Records shown →
++++++
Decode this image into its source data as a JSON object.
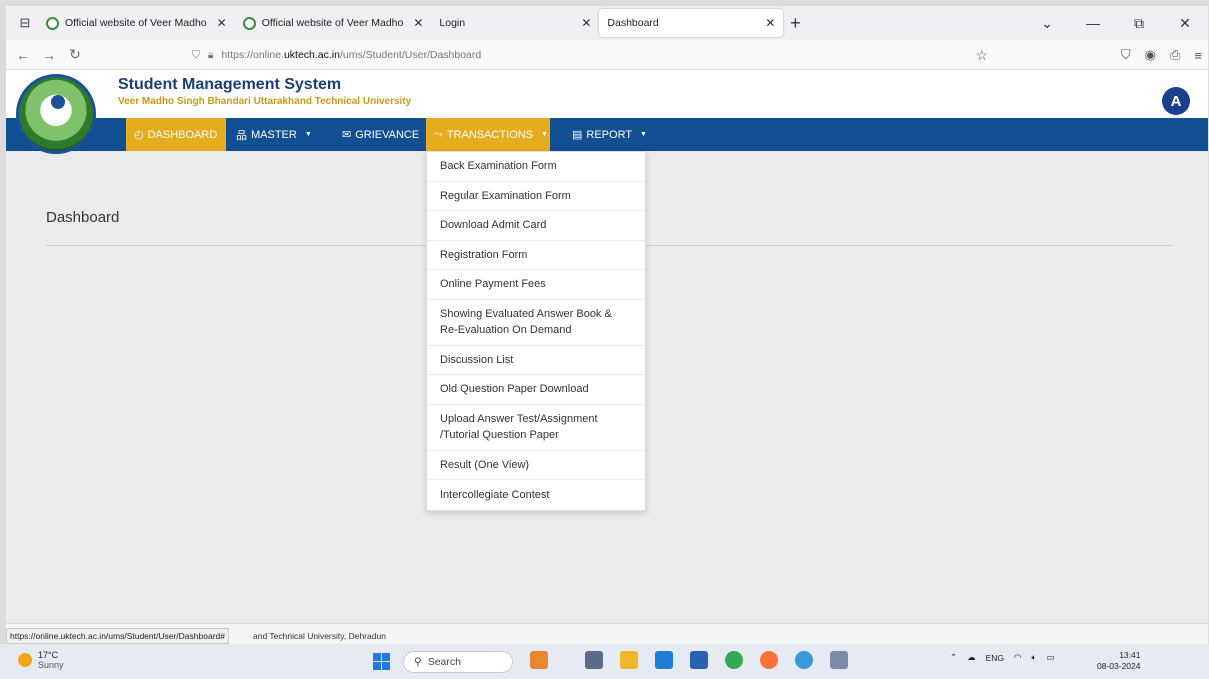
{
  "browser": {
    "tabs": [
      {
        "label": "Official website of Veer Madho"
      },
      {
        "label": "Official website of Veer Madho"
      },
      {
        "label": "Login"
      },
      {
        "label": "Dashboard"
      }
    ],
    "url_prefix": "https://online.",
    "url_domain": "uktech.ac.in",
    "url_path": "/ums/Student/User/Dashboard",
    "status_url": "https://online.uktech.ac.in/ums/Student/User/Dashboard#"
  },
  "app": {
    "title": "Student Management System",
    "subtitle": "Veer Madho Singh Bhandari Uttarakhand Technical University",
    "avatar_letter": "A"
  },
  "menu": {
    "dashboard": "DASHBOARD",
    "master": "MASTER",
    "grievance": "GRIEVANCE",
    "transactions": "TRANSACTIONS",
    "report": "REPORT"
  },
  "page": {
    "title": "Dashboard"
  },
  "dropdown": {
    "items": [
      "Back Examination Form",
      "Regular Examination Form",
      "Download Admit Card",
      "Registration Form",
      "Online Payment Fees",
      "Showing Evaluated Answer Book & Re-Evaluation On Demand",
      "Discussion List",
      "Old Question Paper Download",
      "Upload Answer Test/Assignment /Tutorial Question Paper",
      "Result (One View)",
      "Intercollegiate Contest"
    ]
  },
  "footer": {
    "text": "and Technical University, Dehradun"
  },
  "taskbar": {
    "temp": "17°C",
    "weather": "Sunny",
    "search_placeholder": "Search",
    "lang": "ENG",
    "time": "13:41",
    "date": "08-03-2024"
  },
  "colors": {
    "menu_bg": "#114f93",
    "menu_highlight": "#e5ac1d",
    "title": "#1b3f7a",
    "subtitle": "#c89a17"
  }
}
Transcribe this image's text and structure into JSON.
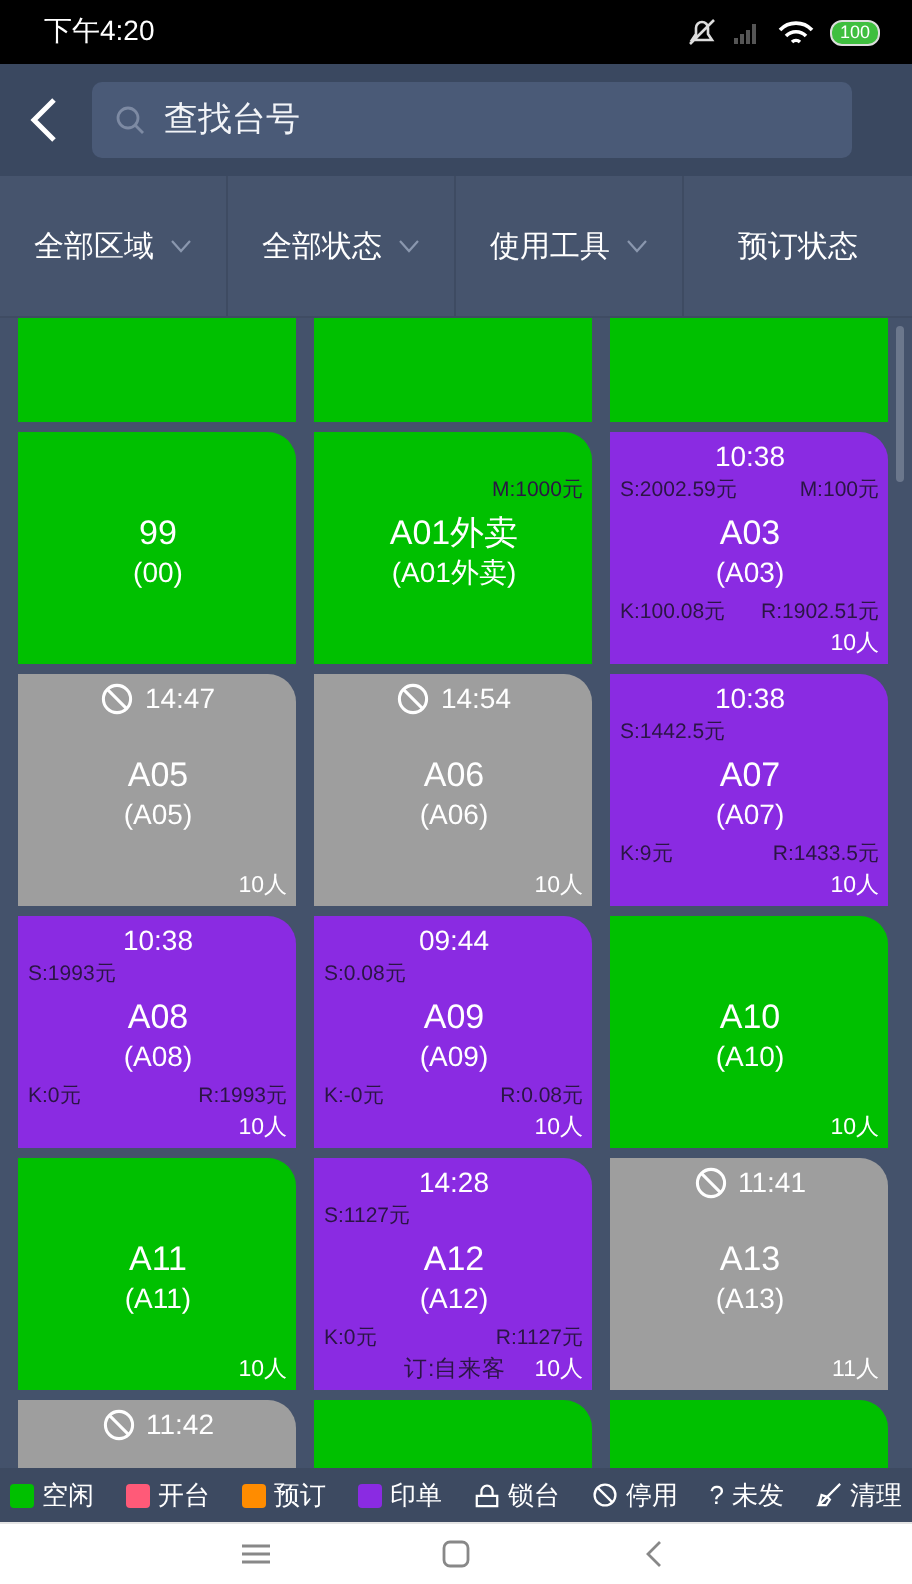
{
  "status_bar": {
    "time": "下午4:20",
    "battery": "100"
  },
  "header": {
    "search": {
      "placeholder": "查找台号"
    }
  },
  "filters": [
    {
      "label": "全部区域",
      "dropdown": true
    },
    {
      "label": "全部状态",
      "dropdown": true
    },
    {
      "label": "使用工具",
      "dropdown": true
    },
    {
      "label": "预订状态",
      "dropdown": false
    }
  ],
  "tables": [
    {
      "kind": "idle",
      "color": "#00c000"
    },
    {
      "kind": "idle",
      "color": "#00c000"
    },
    {
      "kind": "idle",
      "color": "#00c000"
    },
    {
      "kind": "idle",
      "color": "#00c000",
      "name": "99",
      "code": "(00)"
    },
    {
      "kind": "idle",
      "color": "#00c000",
      "m": "M:1000元",
      "name": "A01外卖",
      "code": "(A01外卖)"
    },
    {
      "kind": "printed",
      "color": "#8a2be2",
      "time": "10:38",
      "s": "S:2002.59元",
      "m": "M:100元",
      "name": "A03",
      "code": "(A03)",
      "k": "K:100.08元",
      "r": "R:1902.51元",
      "people": "10人"
    },
    {
      "kind": "disabled",
      "color": "#9e9e9e",
      "time": "14:47",
      "name": "A05",
      "code": "(A05)",
      "people": "10人"
    },
    {
      "kind": "disabled",
      "color": "#9e9e9e",
      "time": "14:54",
      "name": "A06",
      "code": "(A06)",
      "people": "10人"
    },
    {
      "kind": "printed",
      "color": "#8a2be2",
      "time": "10:38",
      "s": "S:1442.5元",
      "name": "A07",
      "code": "(A07)",
      "k": "K:9元",
      "r": "R:1433.5元",
      "people": "10人"
    },
    {
      "kind": "printed",
      "color": "#8a2be2",
      "time": "10:38",
      "s": "S:1993元",
      "name": "A08",
      "code": "(A08)",
      "k": "K:0元",
      "r": "R:1993元",
      "people": "10人"
    },
    {
      "kind": "printed",
      "color": "#8a2be2",
      "time": "09:44",
      "s": "S:0.08元",
      "name": "A09",
      "code": "(A09)",
      "k": "K:-0元",
      "r": "R:0.08元",
      "people": "10人"
    },
    {
      "kind": "idle",
      "color": "#00c000",
      "name": "A10",
      "code": "(A10)",
      "people": "10人"
    },
    {
      "kind": "idle",
      "color": "#00c000",
      "name": "A11",
      "code": "(A11)",
      "people": "10人"
    },
    {
      "kind": "printed",
      "color": "#8a2be2",
      "time": "14:28",
      "s": "S:1127元",
      "name": "A12",
      "code": "(A12)",
      "k": "K:0元",
      "r": "R:1127元",
      "note": "订:自来客",
      "people": "10人"
    },
    {
      "kind": "disabled",
      "color": "#9e9e9e",
      "time": "11:41",
      "name": "A13",
      "code": "(A13)",
      "people": "11人"
    },
    {
      "kind": "disabled",
      "color": "#9e9e9e",
      "time": "11:42"
    },
    {
      "kind": "idle",
      "color": "#00c000"
    },
    {
      "kind": "idle",
      "color": "#00c000"
    }
  ],
  "legend": [
    {
      "kind": "swatch",
      "label": "空闲",
      "color": "#00c000"
    },
    {
      "kind": "swatch",
      "label": "开台",
      "color": "#ff5a78"
    },
    {
      "kind": "swatch",
      "label": "预订",
      "color": "#ff8c00"
    },
    {
      "kind": "swatch",
      "label": "印单",
      "color": "#8a2be2"
    },
    {
      "kind": "lock",
      "label": "锁台"
    },
    {
      "kind": "ban",
      "label": "停用"
    },
    {
      "kind": "question",
      "symbol": "?",
      "label": "未发"
    },
    {
      "kind": "sweep",
      "label": "清理"
    }
  ]
}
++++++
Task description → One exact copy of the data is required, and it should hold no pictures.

Answer →
Decode this image into its source data as a JSON object.
{
  "browser": {
    "tabs": [
      {
        "label": "Official website of Veer Madho"
      },
      {
        "label": "Official website of Veer Madho"
      },
      {
        "label": "Login"
      },
      {
        "label": "Dashboard"
      }
    ],
    "url_prefix": "https://online.",
    "url_domain": "uktech.ac.in",
    "url_path": "/ums/Student/User/Dashboard",
    "status_url": "https://online.uktech.ac.in/ums/Student/User/Dashboard#"
  },
  "app": {
    "title": "Student Management System",
    "subtitle": "Veer Madho Singh Bhandari Uttarakhand Technical University",
    "avatar_letter": "A"
  },
  "menu": {
    "dashboard": "DASHBOARD",
    "master": "MASTER",
    "grievance": "GRIEVANCE",
    "transactions": "TRANSACTIONS",
    "report": "REPORT"
  },
  "page": {
    "title": "Dashboard"
  },
  "dropdown": {
    "items": [
      "Back Examination Form",
      "Regular Examination Form",
      "Download Admit Card",
      "Registration Form",
      "Online Payment Fees",
      "Showing Evaluated Answer Book & Re-Evaluation On Demand",
      "Discussion List",
      "Old Question Paper Download",
      "Upload Answer Test/Assignment /Tutorial Question Paper",
      "Result (One View)",
      "Intercollegiate Contest"
    ]
  },
  "footer": {
    "text": "and Technical University, Dehradun"
  },
  "taskbar": {
    "temp": "17°C",
    "weather": "Sunny",
    "search_placeholder": "Search",
    "lang": "ENG",
    "time": "13:41",
    "date": "08-03-2024"
  },
  "colors": {
    "menu_bg": "#114f93",
    "menu_highlight": "#e5ac1d",
    "title": "#1b3f7a",
    "subtitle": "#c89a17"
  }
}
Transcribe this image's text and structure into JSON.
{
  "status_bar": {
    "time": "下午4:20",
    "battery": "100"
  },
  "header": {
    "search": {
      "placeholder": "查找台号"
    }
  },
  "filters": [
    {
      "label": "全部区域",
      "dropdown": true
    },
    {
      "label": "全部状态",
      "dropdown": true
    },
    {
      "label": "使用工具",
      "dropdown": true
    },
    {
      "label": "预订状态",
      "dropdown": false
    }
  ],
  "tables": [
    {
      "kind": "idle",
      "color": "#00c000"
    },
    {
      "kind": "idle",
      "color": "#00c000"
    },
    {
      "kind": "idle",
      "color": "#00c000"
    },
    {
      "kind": "idle",
      "color": "#00c000",
      "name": "99",
      "code": "(00)"
    },
    {
      "kind": "idle",
      "color": "#00c000",
      "m": "M:1000元",
      "name": "A01外卖",
      "code": "(A01外卖)"
    },
    {
      "kind": "printed",
      "color": "#8a2be2",
      "time": "10:38",
      "s": "S:2002.59元",
      "m": "M:100元",
      "name": "A03",
      "code": "(A03)",
      "k": "K:100.08元",
      "r": "R:1902.51元",
      "people": "10人"
    },
    {
      "kind": "disabled",
      "color": "#9e9e9e",
      "time": "14:47",
      "name": "A05",
      "code": "(A05)",
      "people": "10人"
    },
    {
      "kind": "disabled",
      "color": "#9e9e9e",
      "time": "14:54",
      "name": "A06",
      "code": "(A06)",
      "people": "10人"
    },
    {
      "kind": "printed",
      "color": "#8a2be2",
      "time": "10:38",
      "s": "S:1442.5元",
      "name": "A07",
      "code": "(A07)",
      "k": "K:9元",
      "r": "R:1433.5元",
      "people": "10人"
    },
    {
      "kind": "printed",
      "color": "#8a2be2",
      "time": "10:38",
      "s": "S:1993元",
      "name": "A08",
      "code": "(A08)",
      "k": "K:0元",
      "r": "R:1993元",
      "people": "10人"
    },
    {
      "kind": "printed",
      "color": "#8a2be2",
      "time": "09:44",
      "s": "S:0.08元",
      "name": "A09",
      "code": "(A09)",
      "k": "K:-0元",
      "r": "R:0.08元",
      "people": "10人"
    },
    {
      "kind": "idle",
      "color": "#00c000",
      "name": "A10",
      "code": "(A10)",
      "people": "10人"
    },
    {
      "kind": "idle",
      "color": "#00c000",
      "name": "A11",
      "code": "(A11)",
      "people": "10人"
    },
    {
      "kind": "printed",
      "color": "#8a2be2",
      "time": "14:28",
      "s": "S:1127元",
      "name": "A12",
      "code": "(A12)",
      "k": "K:0元",
      "r": "R:1127元",
      "note": "订:自来客",
      "people": "10人"
    },
    {
      "kind": "disabled",
      "color": "#9e9e9e",
      "time": "11:41",
      "name": "A13",
      "code": "(A13)",
      "people": "11人"
    },
    {
      "kind": "disabled",
      "color": "#9e9e9e",
      "time": "11:42"
    },
    {
      "kind": "idle",
      "color": "#00c000"
    },
    {
      "kind": "idle",
      "color": "#00c000"
    }
  ],
  "legend": [
    {
      "kind": "swatch",
      "label": "空闲",
      "color": "#00c000"
    },
    {
      "kind": "swatch",
      "label": "开台",
      "color": "#ff5a78"
    },
    {
      "kind": "swatch",
      "label": "预订",
      "color": "#ff8c00"
    },
    {
      "kind": "swatch",
      "label": "印单",
      "color": "#8a2be2"
    },
    {
      "kind": "lock",
      "label": "锁台"
    },
    {
      "kind": "ban",
      "label": "停用"
    },
    {
      "kind": "question",
      "symbol": "?",
      "label": "未发"
    },
    {
      "kind": "sweep",
      "label": "清理"
    }
  ]
}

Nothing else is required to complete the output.